§ **EXERCISE REQUIREMENTS**
Filter the records for "label" and keep each line that has it.

§ **EXTRACTED MATERIAL**
+++++
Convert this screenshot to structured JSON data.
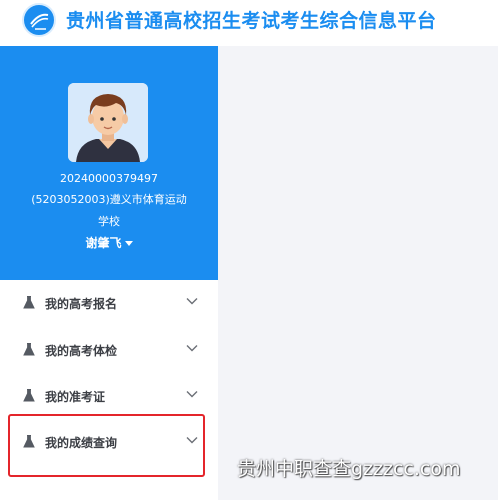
{
  "header": {
    "title": "贵州省普通高校招生考试考生综合信息平台",
    "logo_icon": "exam-logo-icon"
  },
  "profile": {
    "student_id": "20240000379497",
    "school_line1": "(5203052003)遵义市体育运动",
    "school_line2": "学校",
    "name": "谢肇飞"
  },
  "menu": {
    "items": [
      {
        "label": "我的高考报名",
        "icon": "flask-icon"
      },
      {
        "label": "我的高考体检",
        "icon": "flask-icon"
      },
      {
        "label": "我的准考证",
        "icon": "flask-icon"
      },
      {
        "label": "我的成绩查询",
        "icon": "flask-icon"
      }
    ]
  },
  "watermark": "贵州中职查查gzzzcc.com",
  "colors": {
    "brand_blue": "#1b8df0",
    "highlight_red": "#e4252b",
    "content_bg": "#f3f4f8"
  }
}
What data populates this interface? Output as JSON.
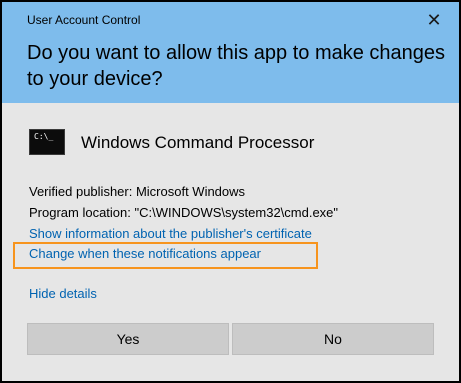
{
  "window": {
    "title": "User Account Control",
    "close_glyph": "✕",
    "question": "Do you want to allow this app to make changes to your device?"
  },
  "app": {
    "icon": "cmd-icon",
    "icon_glyph": "C:\\_",
    "name": "Windows Command Processor"
  },
  "details": {
    "publisher": "Verified publisher: Microsoft Windows",
    "location": "Program location: \"C:\\WINDOWS\\system32\\cmd.exe\"",
    "cert_link": "Show information about the publisher's certificate",
    "notify_link": "Change when these notifications appear",
    "hide_details": "Hide details"
  },
  "buttons": {
    "yes": "Yes",
    "no": "No"
  },
  "colors": {
    "header": "#7ebcec",
    "body": "#e6e6e6",
    "link": "#0063b1",
    "highlight": "#f7941d",
    "button": "#cccccc"
  }
}
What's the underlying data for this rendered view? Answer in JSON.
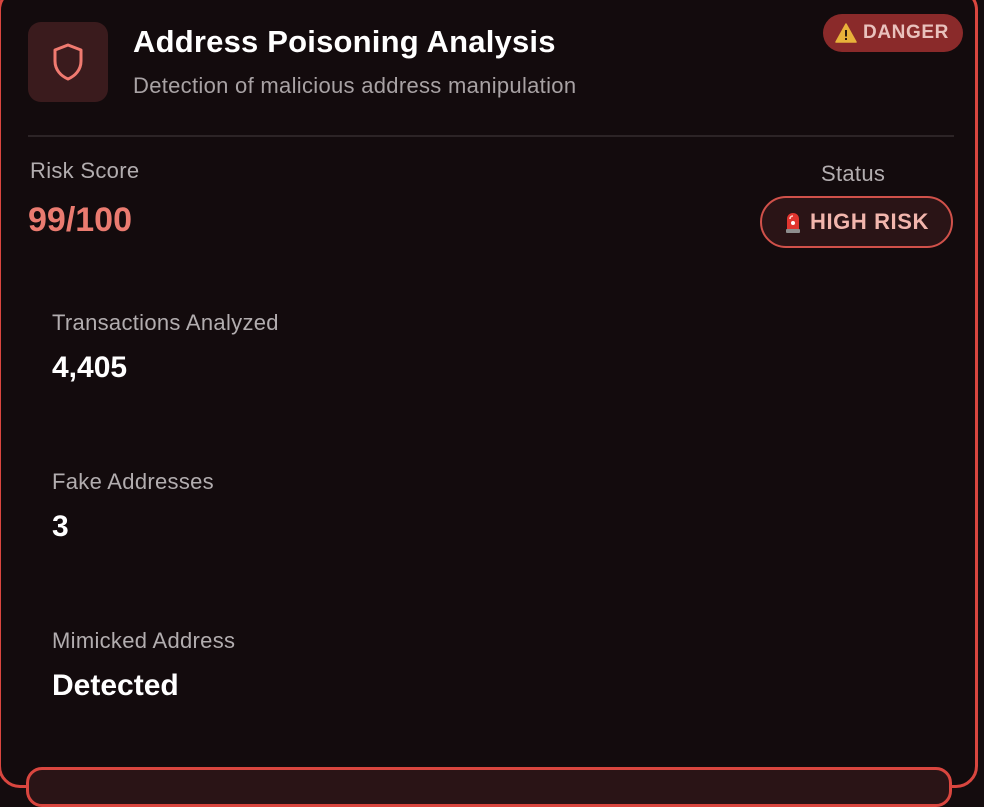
{
  "header": {
    "title": "Address Poisoning Analysis",
    "subtitle": "Detection of malicious address manipulation",
    "badge": {
      "icon": "warning-icon",
      "label": "DANGER"
    }
  },
  "risk": {
    "label": "Risk Score",
    "value": "99/100"
  },
  "status": {
    "label": "Status",
    "icon": "alarm-icon",
    "value": "HIGH RISK"
  },
  "stats": [
    {
      "label": "Transactions Analyzed",
      "value": "4,405"
    },
    {
      "label": "Fake Addresses",
      "value": "3"
    },
    {
      "label": "Mimicked Address",
      "value": "Detected"
    }
  ],
  "colors": {
    "accent": "#d9463f",
    "risk_value": "#ea7b70",
    "background": "#130b0d"
  }
}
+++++
§ **RESPONSE BELOW**
        "label": "我的高考报名",
        "label": "我的高考体检",
        "label": "我的准考证",
        "label": "我的成绩查询",
      "label": "DANGER"
    "label": "Risk Score",
    "label": "Status",
      "label": "Transactions Analyzed",
      "label": "Fake Addresses",
      "label": "Mimicked Address",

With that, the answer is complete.